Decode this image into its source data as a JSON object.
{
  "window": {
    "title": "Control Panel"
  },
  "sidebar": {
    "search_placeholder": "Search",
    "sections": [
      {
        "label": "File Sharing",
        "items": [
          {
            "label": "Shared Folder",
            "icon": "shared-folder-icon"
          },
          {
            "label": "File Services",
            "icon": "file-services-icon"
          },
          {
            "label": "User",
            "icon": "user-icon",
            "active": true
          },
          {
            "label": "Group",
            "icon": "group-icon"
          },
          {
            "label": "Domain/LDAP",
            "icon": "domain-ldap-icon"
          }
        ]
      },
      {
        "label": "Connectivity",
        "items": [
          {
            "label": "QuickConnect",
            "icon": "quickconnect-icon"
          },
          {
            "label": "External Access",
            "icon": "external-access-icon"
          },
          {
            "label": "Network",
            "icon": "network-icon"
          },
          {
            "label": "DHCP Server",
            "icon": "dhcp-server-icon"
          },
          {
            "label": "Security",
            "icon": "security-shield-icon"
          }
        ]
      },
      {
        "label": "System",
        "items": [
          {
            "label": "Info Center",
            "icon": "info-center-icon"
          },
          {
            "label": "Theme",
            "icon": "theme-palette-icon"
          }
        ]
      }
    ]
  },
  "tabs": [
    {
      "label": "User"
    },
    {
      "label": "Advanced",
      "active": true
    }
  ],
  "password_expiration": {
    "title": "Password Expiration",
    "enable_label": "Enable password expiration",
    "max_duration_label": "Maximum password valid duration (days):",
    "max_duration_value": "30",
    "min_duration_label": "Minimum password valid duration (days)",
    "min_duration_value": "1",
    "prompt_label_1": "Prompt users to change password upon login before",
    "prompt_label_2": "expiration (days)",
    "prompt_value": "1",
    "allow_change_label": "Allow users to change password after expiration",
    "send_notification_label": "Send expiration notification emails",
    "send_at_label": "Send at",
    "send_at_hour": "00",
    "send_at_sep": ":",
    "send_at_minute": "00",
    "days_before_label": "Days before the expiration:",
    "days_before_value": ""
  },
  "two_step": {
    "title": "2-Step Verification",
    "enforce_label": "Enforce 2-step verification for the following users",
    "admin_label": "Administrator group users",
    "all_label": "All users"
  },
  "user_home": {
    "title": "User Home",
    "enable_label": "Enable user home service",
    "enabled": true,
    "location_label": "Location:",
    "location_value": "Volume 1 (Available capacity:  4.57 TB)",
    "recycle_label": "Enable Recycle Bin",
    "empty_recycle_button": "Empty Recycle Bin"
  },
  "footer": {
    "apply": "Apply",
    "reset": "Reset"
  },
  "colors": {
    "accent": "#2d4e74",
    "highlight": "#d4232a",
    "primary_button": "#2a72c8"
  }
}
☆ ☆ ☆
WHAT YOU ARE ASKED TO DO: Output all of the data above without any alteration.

TASK RESPONSE:
Decode this image into its source data as a JSON object.
{
  "window": {
    "title": "Control Panel"
  },
  "sidebar": {
    "search_placeholder": "Search",
    "sections": [
      {
        "label": "File Sharing",
        "items": [
          {
            "label": "Shared Folder",
            "icon": "shared-folder-icon"
          },
          {
            "label": "File Services",
            "icon": "file-services-icon"
          },
          {
            "label": "User",
            "icon": "user-icon",
            "active": true
          },
          {
            "label": "Group",
            "icon": "group-icon"
          },
          {
            "label": "Domain/LDAP",
            "icon": "domain-ldap-icon"
          }
        ]
      },
      {
        "label": "Connectivity",
        "items": [
          {
            "label": "QuickConnect",
            "icon": "quickconnect-icon"
          },
          {
            "label": "External Access",
            "icon": "external-access-icon"
          },
          {
            "label": "Network",
            "icon": "network-icon"
          },
          {
            "label": "DHCP Server",
            "icon": "dhcp-server-icon"
          },
          {
            "label": "Security",
            "icon": "security-shield-icon"
          }
        ]
      },
      {
        "label": "System",
        "items": [
          {
            "label": "Info Center",
            "icon": "info-center-icon"
          },
          {
            "label": "Theme",
            "icon": "theme-palette-icon"
          }
        ]
      }
    ]
  },
  "tabs": [
    {
      "label": "User"
    },
    {
      "label": "Advanced",
      "active": true
    }
  ],
  "password_expiration": {
    "title": "Password Expiration",
    "enable_label": "Enable password expiration",
    "max_duration_label": "Maximum password valid duration (days):",
    "max_duration_value": "30",
    "min_duration_label": "Minimum password valid duration (days)",
    "min_duration_value": "1",
    "prompt_label_1": "Prompt users to change password upon login before",
    "prompt_label_2": "expiration (days)",
    "prompt_value": "1",
    "allow_change_label": "Allow users to change password after expiration",
    "send_notification_label": "Send expiration notification emails",
    "send_at_label": "Send at",
    "send_at_hour": "00",
    "send_at_sep": ":",
    "send_at_minute": "00",
    "days_before_label": "Days before the expiration:",
    "days_before_value": ""
  },
  "two_step": {
    "title": "2-Step Verification",
    "enforce_label": "Enforce 2-step verification for the following users",
    "admin_label": "Administrator group users",
    "all_label": "All users"
  },
  "user_home": {
    "title": "User Home",
    "enable_label": "Enable user home service",
    "enabled": true,
    "location_label": "Location:",
    "location_value": "Volume 1 (Available capacity:  4.57 TB)",
    "recycle_label": "Enable Recycle Bin",
    "empty_recycle_button": "Empty Recycle Bin"
  },
  "footer": {
    "apply": "Apply",
    "reset": "Reset"
  },
  "colors": {
    "accent": "#2d4e74",
    "highlight": "#d4232a",
    "primary_button": "#2a72c8"
  }
}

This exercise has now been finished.